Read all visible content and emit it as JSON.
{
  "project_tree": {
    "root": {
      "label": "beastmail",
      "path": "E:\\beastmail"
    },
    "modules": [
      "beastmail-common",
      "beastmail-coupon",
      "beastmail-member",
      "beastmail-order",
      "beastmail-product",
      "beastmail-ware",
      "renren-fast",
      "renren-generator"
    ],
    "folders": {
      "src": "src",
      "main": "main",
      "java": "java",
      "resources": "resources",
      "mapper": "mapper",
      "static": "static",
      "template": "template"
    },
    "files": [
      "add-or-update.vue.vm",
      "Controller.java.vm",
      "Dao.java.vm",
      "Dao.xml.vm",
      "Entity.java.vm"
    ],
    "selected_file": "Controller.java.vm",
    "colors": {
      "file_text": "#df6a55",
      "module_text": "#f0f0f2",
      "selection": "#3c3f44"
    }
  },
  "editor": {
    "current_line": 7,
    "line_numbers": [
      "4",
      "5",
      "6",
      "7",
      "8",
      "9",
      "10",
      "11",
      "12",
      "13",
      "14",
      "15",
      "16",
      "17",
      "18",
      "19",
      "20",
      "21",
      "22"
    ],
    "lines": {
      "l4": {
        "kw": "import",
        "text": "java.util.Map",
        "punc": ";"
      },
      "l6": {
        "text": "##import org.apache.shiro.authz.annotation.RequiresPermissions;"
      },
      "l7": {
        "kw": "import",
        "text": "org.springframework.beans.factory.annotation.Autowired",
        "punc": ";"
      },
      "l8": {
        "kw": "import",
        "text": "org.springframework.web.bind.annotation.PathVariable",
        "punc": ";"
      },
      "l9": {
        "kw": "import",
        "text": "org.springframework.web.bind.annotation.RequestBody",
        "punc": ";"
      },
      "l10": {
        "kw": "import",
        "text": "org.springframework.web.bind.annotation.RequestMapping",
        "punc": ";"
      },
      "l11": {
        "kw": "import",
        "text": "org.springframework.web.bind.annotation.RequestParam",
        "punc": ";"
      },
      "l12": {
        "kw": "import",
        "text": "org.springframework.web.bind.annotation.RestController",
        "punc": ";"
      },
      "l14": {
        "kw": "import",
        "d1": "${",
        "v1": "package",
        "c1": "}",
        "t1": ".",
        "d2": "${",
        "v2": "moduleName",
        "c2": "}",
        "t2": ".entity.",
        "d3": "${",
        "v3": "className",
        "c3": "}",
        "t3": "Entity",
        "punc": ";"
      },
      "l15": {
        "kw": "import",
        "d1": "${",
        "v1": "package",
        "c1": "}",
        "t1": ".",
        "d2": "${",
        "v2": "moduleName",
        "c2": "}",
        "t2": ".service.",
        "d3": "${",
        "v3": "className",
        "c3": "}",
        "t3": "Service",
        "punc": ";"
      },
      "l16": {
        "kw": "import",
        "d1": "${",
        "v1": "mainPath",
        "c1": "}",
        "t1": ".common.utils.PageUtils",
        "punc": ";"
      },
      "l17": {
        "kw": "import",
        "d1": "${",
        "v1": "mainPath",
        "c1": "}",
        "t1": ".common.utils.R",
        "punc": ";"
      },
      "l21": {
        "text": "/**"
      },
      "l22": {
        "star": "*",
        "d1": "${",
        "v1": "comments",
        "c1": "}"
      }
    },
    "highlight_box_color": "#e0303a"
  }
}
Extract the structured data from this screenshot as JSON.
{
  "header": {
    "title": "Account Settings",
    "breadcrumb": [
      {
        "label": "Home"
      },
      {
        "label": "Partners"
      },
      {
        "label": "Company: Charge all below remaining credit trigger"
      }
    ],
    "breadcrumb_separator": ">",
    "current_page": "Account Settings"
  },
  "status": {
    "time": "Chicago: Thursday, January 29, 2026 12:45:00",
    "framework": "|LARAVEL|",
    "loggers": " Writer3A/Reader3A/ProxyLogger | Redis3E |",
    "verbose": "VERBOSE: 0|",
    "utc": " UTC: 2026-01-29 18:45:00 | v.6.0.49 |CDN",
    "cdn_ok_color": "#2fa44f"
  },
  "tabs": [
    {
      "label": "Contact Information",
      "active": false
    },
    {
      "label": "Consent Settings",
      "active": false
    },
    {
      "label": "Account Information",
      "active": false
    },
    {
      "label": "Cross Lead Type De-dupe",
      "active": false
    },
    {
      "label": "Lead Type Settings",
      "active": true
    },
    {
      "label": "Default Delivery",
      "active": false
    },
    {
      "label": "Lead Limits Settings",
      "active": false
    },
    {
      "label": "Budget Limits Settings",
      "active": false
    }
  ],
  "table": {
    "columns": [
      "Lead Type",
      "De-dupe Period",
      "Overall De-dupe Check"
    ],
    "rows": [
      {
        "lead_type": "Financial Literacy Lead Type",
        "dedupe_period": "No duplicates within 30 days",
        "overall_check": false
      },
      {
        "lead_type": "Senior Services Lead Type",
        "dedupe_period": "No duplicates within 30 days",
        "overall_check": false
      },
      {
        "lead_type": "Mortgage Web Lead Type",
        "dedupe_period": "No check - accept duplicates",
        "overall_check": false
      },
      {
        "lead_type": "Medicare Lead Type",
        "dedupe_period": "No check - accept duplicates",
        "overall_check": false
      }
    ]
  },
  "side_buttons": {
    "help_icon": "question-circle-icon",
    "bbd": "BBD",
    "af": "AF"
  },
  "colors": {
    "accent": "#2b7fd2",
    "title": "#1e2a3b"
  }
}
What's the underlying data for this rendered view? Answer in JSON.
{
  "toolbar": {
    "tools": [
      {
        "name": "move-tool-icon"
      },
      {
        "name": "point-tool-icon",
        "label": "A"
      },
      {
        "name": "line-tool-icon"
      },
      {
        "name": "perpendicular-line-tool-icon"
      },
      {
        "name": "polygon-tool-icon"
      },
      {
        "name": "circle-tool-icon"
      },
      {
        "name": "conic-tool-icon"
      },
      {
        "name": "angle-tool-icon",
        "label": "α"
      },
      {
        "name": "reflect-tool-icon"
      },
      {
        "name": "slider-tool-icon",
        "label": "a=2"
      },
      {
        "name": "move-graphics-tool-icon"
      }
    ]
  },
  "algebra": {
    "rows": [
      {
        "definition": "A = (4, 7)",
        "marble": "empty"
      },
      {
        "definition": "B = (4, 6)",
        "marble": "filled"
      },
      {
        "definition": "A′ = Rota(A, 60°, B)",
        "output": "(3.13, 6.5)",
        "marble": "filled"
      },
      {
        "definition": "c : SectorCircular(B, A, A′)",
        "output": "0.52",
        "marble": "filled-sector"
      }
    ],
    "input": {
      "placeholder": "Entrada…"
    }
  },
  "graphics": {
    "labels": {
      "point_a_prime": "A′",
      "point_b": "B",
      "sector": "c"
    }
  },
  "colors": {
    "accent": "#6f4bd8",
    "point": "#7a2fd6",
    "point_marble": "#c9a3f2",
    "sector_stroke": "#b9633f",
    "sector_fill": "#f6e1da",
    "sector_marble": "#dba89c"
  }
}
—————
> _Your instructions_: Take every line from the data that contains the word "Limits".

> _Task response_:
      "label": "Lead Limits Settings",
      "label": "Budget Limits Settings",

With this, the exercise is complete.